When your children reach the Middle School years, there is a shift that happens in parenting. For some it happens in 5th grade, for others it happens in 6th and 7th grade. It is a shift towards independent learning. Your goal in these middle years should be to foster independence.
Don't worry, your children are still going to need you ~ A LOT! After all, this is where Algebra begins-LOL! The point is that now you shift from meeting all of their needs, to teaching them how to meet their own needs.
This shift takes time, and patience. Lots and lots of patience and prayer!
I'll share four things that can help you work on transitioning your children into independent learners before they enter the High School years. These are the things that we worked on (besides the obvious tasks of self-care, character traits, and changes brought on by puberty,) while our girls were in the Middle School years.
Teach learning skillsWhen you children are still littles, you spoon feed them most of their learning. Now is where you show them how to learn something themselves. Help them learn how to use the knife and fork of learning. Show them how to take notes, how to memorize names or important dates, how to use a key-word outline, and how to write a short speech. As they work on mastering each of these learning skills, they will be able to formulate a plan of attack to learn about new subjects themselves.
Shift record keeping responsibilitiesYou are still ultimately responsible for making sure your students do their schoolwork, however, now is a great time to show them how to record what they've done. It teaches them a new skill and helps you keep better records yourself. Get them a planner, it can be from the dollar store, or a fancier one. There are a lot of student planners out there, but just a basic school-year calendar style one is a good place to start. Show them how to abbreviate for each subject or course, and record what they covered each day. Have them practice explaining it to Dad at the end of the week. It is a good recap for them, and a time to practice informal, informative speech skills.

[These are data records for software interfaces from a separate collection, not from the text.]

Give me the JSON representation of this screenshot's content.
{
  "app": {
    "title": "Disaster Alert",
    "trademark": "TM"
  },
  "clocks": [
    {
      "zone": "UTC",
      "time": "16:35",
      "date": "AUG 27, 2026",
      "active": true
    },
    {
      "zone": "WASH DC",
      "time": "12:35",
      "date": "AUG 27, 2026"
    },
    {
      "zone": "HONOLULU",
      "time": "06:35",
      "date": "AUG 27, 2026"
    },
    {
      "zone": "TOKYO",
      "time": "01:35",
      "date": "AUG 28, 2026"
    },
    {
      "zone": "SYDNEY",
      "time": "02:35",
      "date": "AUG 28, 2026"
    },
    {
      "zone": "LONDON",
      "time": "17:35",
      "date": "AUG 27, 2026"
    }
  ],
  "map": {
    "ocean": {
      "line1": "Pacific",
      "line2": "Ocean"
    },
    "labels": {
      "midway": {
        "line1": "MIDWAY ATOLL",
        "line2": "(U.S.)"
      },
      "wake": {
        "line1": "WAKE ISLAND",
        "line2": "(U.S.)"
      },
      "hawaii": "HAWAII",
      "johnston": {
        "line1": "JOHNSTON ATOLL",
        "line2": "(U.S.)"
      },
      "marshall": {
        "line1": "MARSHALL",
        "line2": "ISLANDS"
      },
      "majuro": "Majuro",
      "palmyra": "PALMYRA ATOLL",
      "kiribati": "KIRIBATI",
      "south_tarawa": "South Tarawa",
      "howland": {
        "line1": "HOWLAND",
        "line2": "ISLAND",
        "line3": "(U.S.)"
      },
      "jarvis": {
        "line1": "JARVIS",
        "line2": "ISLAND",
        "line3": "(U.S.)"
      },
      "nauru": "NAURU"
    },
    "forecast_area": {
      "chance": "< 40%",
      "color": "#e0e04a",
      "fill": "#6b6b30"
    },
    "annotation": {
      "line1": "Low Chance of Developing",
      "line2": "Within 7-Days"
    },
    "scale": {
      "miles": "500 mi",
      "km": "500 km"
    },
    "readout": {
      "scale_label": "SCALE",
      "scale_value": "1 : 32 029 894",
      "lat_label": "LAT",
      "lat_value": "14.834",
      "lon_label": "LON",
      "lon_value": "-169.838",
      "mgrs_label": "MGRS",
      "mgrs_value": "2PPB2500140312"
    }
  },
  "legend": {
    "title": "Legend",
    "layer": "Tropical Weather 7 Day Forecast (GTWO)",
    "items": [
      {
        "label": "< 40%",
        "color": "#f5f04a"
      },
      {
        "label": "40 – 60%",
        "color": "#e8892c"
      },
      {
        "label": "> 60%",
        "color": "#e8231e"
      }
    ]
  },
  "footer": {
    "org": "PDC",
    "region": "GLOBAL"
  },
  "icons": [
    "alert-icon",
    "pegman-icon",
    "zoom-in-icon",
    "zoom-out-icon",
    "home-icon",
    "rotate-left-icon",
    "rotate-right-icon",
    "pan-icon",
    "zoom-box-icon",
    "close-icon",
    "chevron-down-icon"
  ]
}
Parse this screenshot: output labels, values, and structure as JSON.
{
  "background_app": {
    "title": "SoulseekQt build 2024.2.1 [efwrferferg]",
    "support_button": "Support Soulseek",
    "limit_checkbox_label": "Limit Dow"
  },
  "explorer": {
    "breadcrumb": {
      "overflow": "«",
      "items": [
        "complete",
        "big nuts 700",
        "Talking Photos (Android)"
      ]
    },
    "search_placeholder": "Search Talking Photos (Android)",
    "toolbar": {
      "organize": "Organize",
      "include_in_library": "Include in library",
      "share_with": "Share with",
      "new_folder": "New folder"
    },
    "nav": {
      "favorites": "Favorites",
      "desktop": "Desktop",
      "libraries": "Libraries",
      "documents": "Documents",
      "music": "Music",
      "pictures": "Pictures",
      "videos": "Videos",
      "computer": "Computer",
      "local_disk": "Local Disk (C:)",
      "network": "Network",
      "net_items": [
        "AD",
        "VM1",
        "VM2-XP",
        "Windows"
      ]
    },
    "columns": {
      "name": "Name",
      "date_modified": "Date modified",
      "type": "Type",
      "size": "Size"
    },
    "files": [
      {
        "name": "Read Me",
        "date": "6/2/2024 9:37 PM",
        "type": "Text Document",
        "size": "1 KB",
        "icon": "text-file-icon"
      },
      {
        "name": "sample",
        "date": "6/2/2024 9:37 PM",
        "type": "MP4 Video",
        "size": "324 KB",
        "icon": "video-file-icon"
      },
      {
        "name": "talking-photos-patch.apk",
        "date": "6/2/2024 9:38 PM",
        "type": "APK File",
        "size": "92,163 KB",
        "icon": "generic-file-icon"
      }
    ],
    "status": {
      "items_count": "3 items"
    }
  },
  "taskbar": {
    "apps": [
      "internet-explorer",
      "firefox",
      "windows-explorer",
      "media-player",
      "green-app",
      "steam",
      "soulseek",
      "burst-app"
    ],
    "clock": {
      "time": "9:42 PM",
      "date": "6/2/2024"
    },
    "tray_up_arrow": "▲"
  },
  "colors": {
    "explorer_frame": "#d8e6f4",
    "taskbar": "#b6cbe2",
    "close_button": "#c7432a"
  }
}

Encourage one or two outside activitiesYour middle school aged student probably wants to spend time with their friends, and you want them to be some place safe. An organized club, sport, or volunteer activity several times a month can fit the needs of you both. Just put a limit on how many things they can participate in ~ save your sanity and your budget by limiting it to just a few times a month...not several times a week!
Choose a path ~ or threeThese middle years are a great time to explore several different possible careers at a superficial level. Visit people in the careers your student is interested in either through a field trip, or by arranging an after-hours meet and greet. Let them choose books at the library based upon their own interests, and let them explore. Right now, when they're still under your ever-watchful gaze, is a great time to explore possibilities for the future. The pressure to choose is low, and the excitement to try something new is high ~ capitalize on it!
Have fun!Your middle schoolers are really turning into unique, thoughtful individuals. Cherish this time when they still want to tell you everything, and you'll get to keep that communication line open for the High School years. Do fun activities together because you can. Choose to spend days outdoors together, because now, you don't need to find a pit-stop every twenty minutes! Enjoy your children now while there is free time. High School is around the corner. Start talking to them now about possible courses of study, and then, ditch school on a sunny day and go hike in the park ~ because you can! Just write it down as gym class.
Tomorrow we'll be back with one last stop in this big hop ~ tips for the High School years.
In the meantime ~ go hug your kids!